Monday Memo: Your Egg-Timer?

By Holland Cooke


BLOCK ISLAND, RI — Baseball stations: Exhale. WE HAVE A DEAL. As you read this, Spring Training is underway, and Opening Day is April 7.

We need it. Pandemic-weary and weathering climate change, we’ve been tested. Now, the Ukraine crisis breaks our hearts and inflation busts family budgets. And one of baseball’s best showed me a simple trick that suggests how radio can matter more to listeners in these challenging times.

1984: I’m the new operations manager at WTOP, Washington, then your Orioles baseball station (before the Montreal Expos morphed into the Washington Nationals). Visiting the broadcast booth in Baltimore, I met witty Jon Miller, best-known since as longtime voice of ESPN’s “Sunday Night Baseball” games.

On the counter in front of him: One of those little hourglass egg-timers.
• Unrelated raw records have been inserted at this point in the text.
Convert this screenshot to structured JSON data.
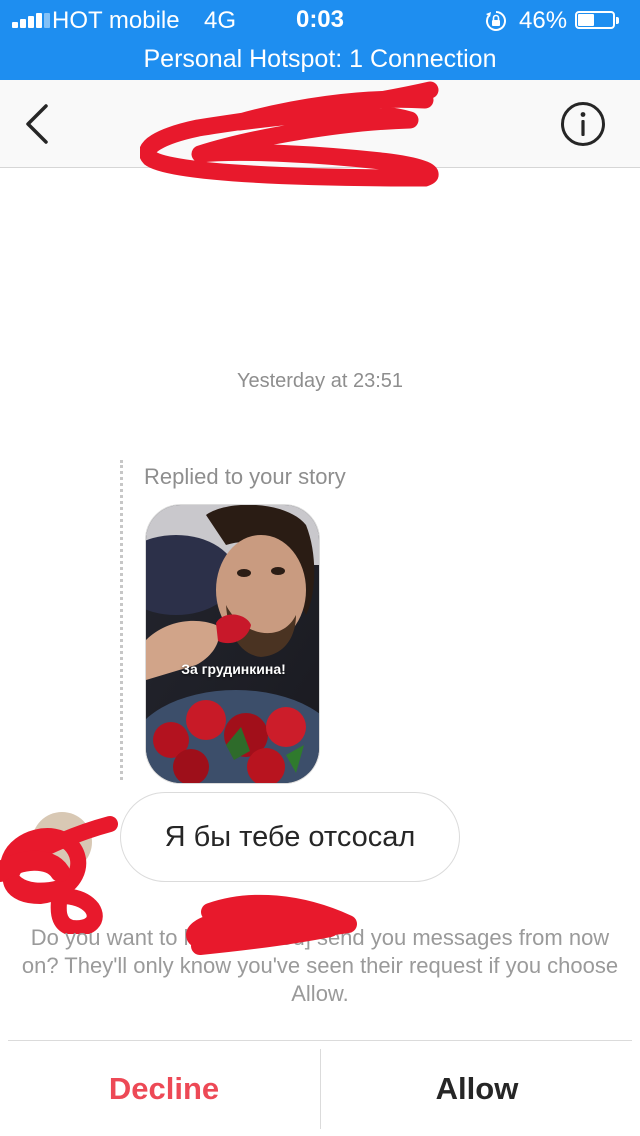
{
  "status_bar": {
    "carrier": "HOT mobile",
    "network": "4G",
    "time": "0:03",
    "battery_percent": "46%",
    "battery_level": 0.46,
    "icons": [
      "signal-icon",
      "lock-rotation-icon",
      "battery-icon"
    ]
  },
  "hotspot_banner": "Personal Hotspot: 1 Connection",
  "header": {
    "title": "",
    "back_icon": "chevron-left-icon",
    "info_icon": "info-icon"
  },
  "conversation": {
    "timestamp": "Yesterday at 23:51",
    "story_reply": {
      "caption": "Replied to your story",
      "sticker_text": "За грудинкина!"
    },
    "message": "Я бы тебе отсосал"
  },
  "request": {
    "text": "Do you want to let [redacted] send you messages from now on? They'll only know you've seen their request if you choose Allow."
  },
  "actions": {
    "decline": "Decline",
    "allow": "Allow"
  },
  "colors": {
    "status_bar": "#1e8ef0",
    "decline": "#ed4956",
    "scribble": "#e8192c"
  }
}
When I asked, he explained that when the sand fills the bottom half, he announces the score and then flips it over. So as fans tune-in, they’re up-to-speed ASAP.

Ukraine and inflation are like a World Series for news/talk stations. Regrettably, many hosts simply exploit these grueling situations to leverage the discord that dominates our divisive national dialogue. But with Ukraine developments SO shocking, and inflation SO impactful – and both stories interconnected – there’s greater value in the “news” half of the format franchise.
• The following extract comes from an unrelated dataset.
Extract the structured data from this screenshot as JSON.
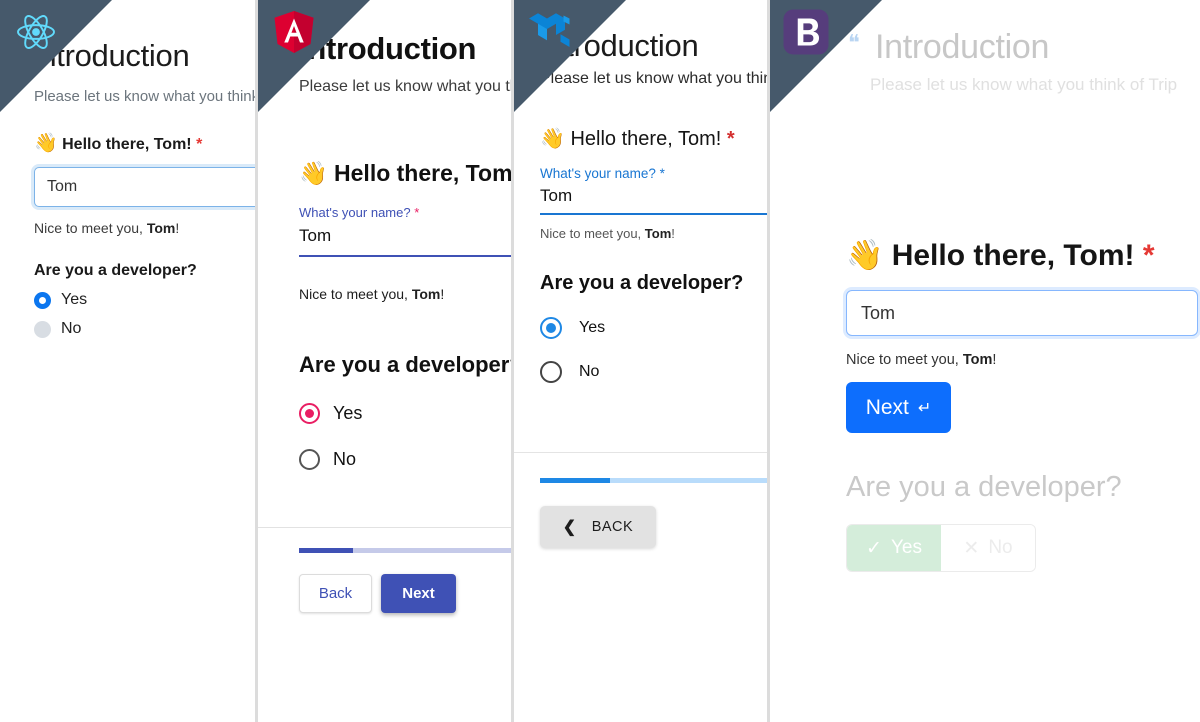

For instance: Times like these slam-dunk the value of your ABC or CBS or FOX News affiliation, an asset you should have been promoting all-along, inviting what the ratings people call the “occasions of listening.” Adding occasions is, mathematically, the quickest way to grow AQH Share. “Stay close to the news, with a quick [network brand] news update, every hour, on-the-hour, throughout your busy day.”

And if you don’t already take your network’s on-the-half-hour headlines, start. Then, think egg-timer. Around :15 and :45, tease-ahead to “a [network brand] update, coming up on the [hour/half-hour], here on [dial position].” When possible, freshen those teases with a specific, breaking aspect of either or both stories. As I write this, “Russians bomb maternity hospital” immediately hushed a conversation I overheard. Record-high gas prices will too.
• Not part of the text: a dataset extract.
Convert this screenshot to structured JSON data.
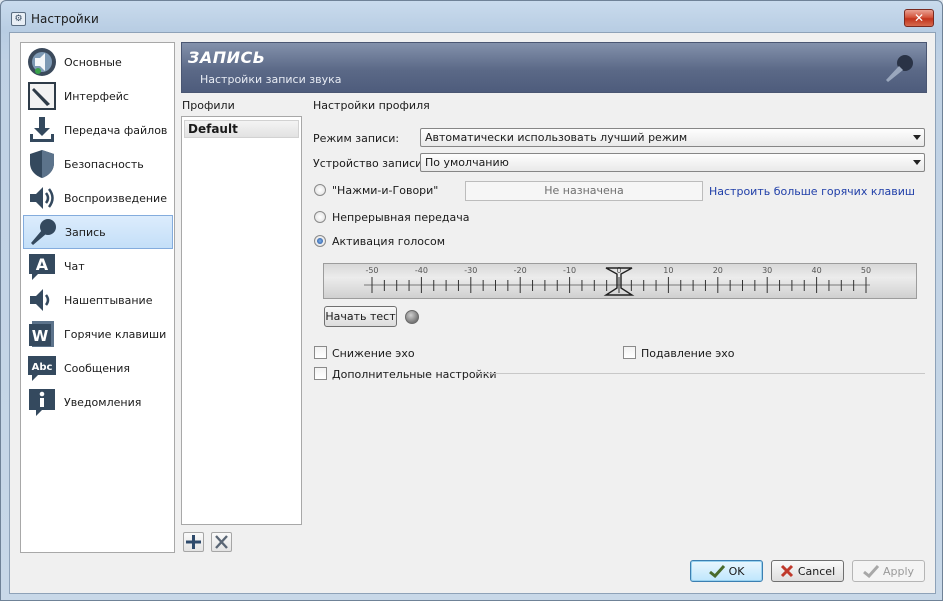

If you name the gas station where the price just spiked, or if you’re talking to shoppers as they leave a supermarket you name, you localize the story in a way that Spotify, Pandora, or your robotic AM/FM competitors cannot. Stations I work with have been impressed hearing from listeners when asking, “Do you have family or friends in Ukraine? Or Poland?”

A major retail advertiser in the Providence radio market is accepting clothing, over-the-counter meds, and other donations they’ll send. If there are similar efforts where you are, share your air. If not, organize a station effort with drop-off locations at participating clients. You won’t have to send what’s donated. Google relief organizations.

Own these stories, and you will matter lots more to listeners. They’ll pay more attention generally, like when snow looms and you say, “Stay ahead of the storm.”

Pray for peace. And, “Play ball!”

Holland Cooke is author of the E-book “Multiply Your Podcast Subscribers, Without Buying Clicks,” available exclusively from Talkers books and “Spot-On: Commercial Copy Points That Earned The Benjamins,” a FREE download here. HC is a consultant working at the intersection of broadcasting and the Internet. Follow him on Twitter @HollandCooke